**TASK DETAILS:** All entries should be printed precisely as written.

Stored data entries:
◆ ◆ ◆
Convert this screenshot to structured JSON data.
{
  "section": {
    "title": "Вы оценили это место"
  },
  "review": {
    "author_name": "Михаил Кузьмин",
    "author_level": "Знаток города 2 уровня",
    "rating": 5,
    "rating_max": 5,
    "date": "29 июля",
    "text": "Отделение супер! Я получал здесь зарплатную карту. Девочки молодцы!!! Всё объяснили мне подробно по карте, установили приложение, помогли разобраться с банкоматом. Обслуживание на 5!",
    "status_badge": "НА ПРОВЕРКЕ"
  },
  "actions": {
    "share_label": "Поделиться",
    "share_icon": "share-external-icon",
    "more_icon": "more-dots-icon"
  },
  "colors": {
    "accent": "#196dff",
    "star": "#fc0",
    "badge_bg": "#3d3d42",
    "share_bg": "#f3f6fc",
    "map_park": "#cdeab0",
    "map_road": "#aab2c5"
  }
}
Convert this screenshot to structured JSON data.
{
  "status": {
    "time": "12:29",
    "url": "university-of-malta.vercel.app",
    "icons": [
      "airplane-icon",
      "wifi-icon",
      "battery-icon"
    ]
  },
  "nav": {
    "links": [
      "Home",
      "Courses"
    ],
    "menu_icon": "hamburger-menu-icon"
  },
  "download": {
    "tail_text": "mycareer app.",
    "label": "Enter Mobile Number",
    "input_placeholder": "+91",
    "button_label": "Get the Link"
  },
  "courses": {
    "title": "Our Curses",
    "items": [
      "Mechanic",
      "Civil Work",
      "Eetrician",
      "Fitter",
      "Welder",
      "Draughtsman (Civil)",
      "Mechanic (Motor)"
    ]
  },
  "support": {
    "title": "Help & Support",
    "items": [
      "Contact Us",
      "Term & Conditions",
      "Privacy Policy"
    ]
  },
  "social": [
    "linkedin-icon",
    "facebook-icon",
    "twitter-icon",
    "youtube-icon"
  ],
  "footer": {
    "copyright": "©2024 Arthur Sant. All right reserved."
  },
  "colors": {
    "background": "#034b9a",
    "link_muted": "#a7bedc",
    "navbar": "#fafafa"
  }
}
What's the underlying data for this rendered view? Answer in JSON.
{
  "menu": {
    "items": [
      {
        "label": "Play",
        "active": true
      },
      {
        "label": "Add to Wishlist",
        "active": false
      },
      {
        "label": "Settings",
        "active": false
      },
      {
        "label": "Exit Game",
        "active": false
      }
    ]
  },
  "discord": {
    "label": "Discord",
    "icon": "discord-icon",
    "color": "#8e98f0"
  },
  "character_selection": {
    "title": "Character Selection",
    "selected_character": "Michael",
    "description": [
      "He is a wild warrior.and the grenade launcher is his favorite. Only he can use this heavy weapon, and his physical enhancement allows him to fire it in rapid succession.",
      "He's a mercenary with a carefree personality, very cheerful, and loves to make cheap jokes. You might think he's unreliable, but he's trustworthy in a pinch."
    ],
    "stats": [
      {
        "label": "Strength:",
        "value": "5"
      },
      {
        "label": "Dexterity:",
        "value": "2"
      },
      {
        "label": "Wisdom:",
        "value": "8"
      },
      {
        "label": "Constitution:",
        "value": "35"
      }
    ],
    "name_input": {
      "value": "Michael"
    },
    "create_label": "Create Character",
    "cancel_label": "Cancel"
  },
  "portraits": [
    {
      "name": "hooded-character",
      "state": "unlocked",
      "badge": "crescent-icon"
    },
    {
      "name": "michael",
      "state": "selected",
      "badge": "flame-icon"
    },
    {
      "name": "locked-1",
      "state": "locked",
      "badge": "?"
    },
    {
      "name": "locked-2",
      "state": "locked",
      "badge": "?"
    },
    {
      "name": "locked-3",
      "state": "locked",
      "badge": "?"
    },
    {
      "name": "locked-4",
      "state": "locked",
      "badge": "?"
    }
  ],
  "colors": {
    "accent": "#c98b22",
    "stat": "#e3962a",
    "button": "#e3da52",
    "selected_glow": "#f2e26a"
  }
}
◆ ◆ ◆
**EXERCISE ANSWER:**
Convert this screenshot to structured JSON data.
{
  "section": {
    "title": "Вы оценили это место"
  },
  "review": {
    "author_name": "Михаил Кузьмин",
    "author_level": "Знаток города 2 уровня",
    "rating": 5,
    "rating_max": 5,
    "date": "29 июля",
    "text": "Отделение супер! Я получал здесь зарплатную карту. Девочки молодцы!!! Всё объяснили мне подробно по карте, установили приложение, помогли разобраться с банкоматом. Обслуживание на 5!",
    "status_badge": "НА ПРОВЕРКЕ"
  },
  "actions": {
    "share_label": "Поделиться",
    "share_icon": "share-external-icon",
    "more_icon": "more-dots-icon"
  },
  "colors": {
    "accent": "#196dff",
    "star": "#fc0",
    "badge_bg": "#3d3d42",
    "share_bg": "#f3f6fc",
    "map_park": "#cdeab0",
    "map_road": "#aab2c5"
  }
}
Convert this screenshot to structured JSON data.
{
  "status": {
    "time": "12:29",
    "url": "university-of-malta.vercel.app",
    "icons": [
      "airplane-icon",
      "wifi-icon",
      "battery-icon"
    ]
  },
  "nav": {
    "links": [
      "Home",
      "Courses"
    ],
    "menu_icon": "hamburger-menu-icon"
  },
  "download": {
    "tail_text": "mycareer app.",
    "label": "Enter Mobile Number",
    "input_placeholder": "+91",
    "button_label": "Get the Link"
  },
  "courses": {
    "title": "Our Curses",
    "items": [
      "Mechanic",
      "Civil Work",
      "Eetrician",
      "Fitter",
      "Welder",
      "Draughtsman (Civil)",
      "Mechanic (Motor)"
    ]
  },
  "support": {
    "title": "Help & Support",
    "items": [
      "Contact Us",
      "Term & Conditions",
      "Privacy Policy"
    ]
  },
  "social": [
    "linkedin-icon",
    "facebook-icon",
    "twitter-icon",
    "youtube-icon"
  ],
  "footer": {
    "copyright": "©2024 Arthur Sant. All right reserved."
  },
  "colors": {
    "background": "#034b9a",
    "link_muted": "#a7bedc",
    "navbar": "#fafafa"
  }
}
What's the underlying data for this rendered view? Answer in JSON.
{
  "menu": {
    "items": [
      {
        "label": "Play",
        "active": true
      },
      {
        "label": "Add to Wishlist",
        "active": false
      },
      {
        "label": "Settings",
        "active": false
      },
      {
        "label": "Exit Game",
        "active": false
      }
    ]
  },
  "discord": {
    "label": "Discord",
    "icon": "discord-icon",
    "color": "#8e98f0"
  },
  "character_selection": {
    "title": "Character Selection",
    "selected_character": "Michael",
    "description": [
      "He is a wild warrior.and the grenade launcher is his favorite. Only he can use this heavy weapon, and his physical enhancement allows him to fire it in rapid succession.",
      "He's a mercenary with a carefree personality, very cheerful, and loves to make cheap jokes. You might think he's unreliable, but he's trustworthy in a pinch."
    ],
    "stats": [
      {
        "label": "Strength:",
        "value": "5"
      },
      {
        "label": "Dexterity:",
        "value": "2"
      },
      {
        "label": "Wisdom:",
        "value": "8"
      },
      {
        "label": "Constitution:",
        "value": "35"
      }
    ],
    "name_input": {
      "value": "Michael"
    },
    "create_label": "Create Character",
    "cancel_label": "Cancel"
  },
  "portraits": [
    {
      "name": "hooded-character",
      "state": "unlocked",
      "badge": "crescent-icon"
    },
    {
      "name": "michael",
      "state": "selected",
      "badge": "flame-icon"
    },
    {
      "name": "locked-1",
      "state": "locked",
      "badge": "?"
    },
    {
      "name": "locked-2",
      "state": "locked",
      "badge": "?"
    },
    {
      "name": "locked-3",
      "state": "locked",
      "badge": "?"
    },
    {
      "name": "locked-4",
      "state": "locked",
      "badge": "?"
    }
  ],
  "colors": {
    "accent": "#c98b22",
    "stat": "#e3962a",
    "button": "#e3da52",
    "selected_glow": "#f2e26a"
  }
}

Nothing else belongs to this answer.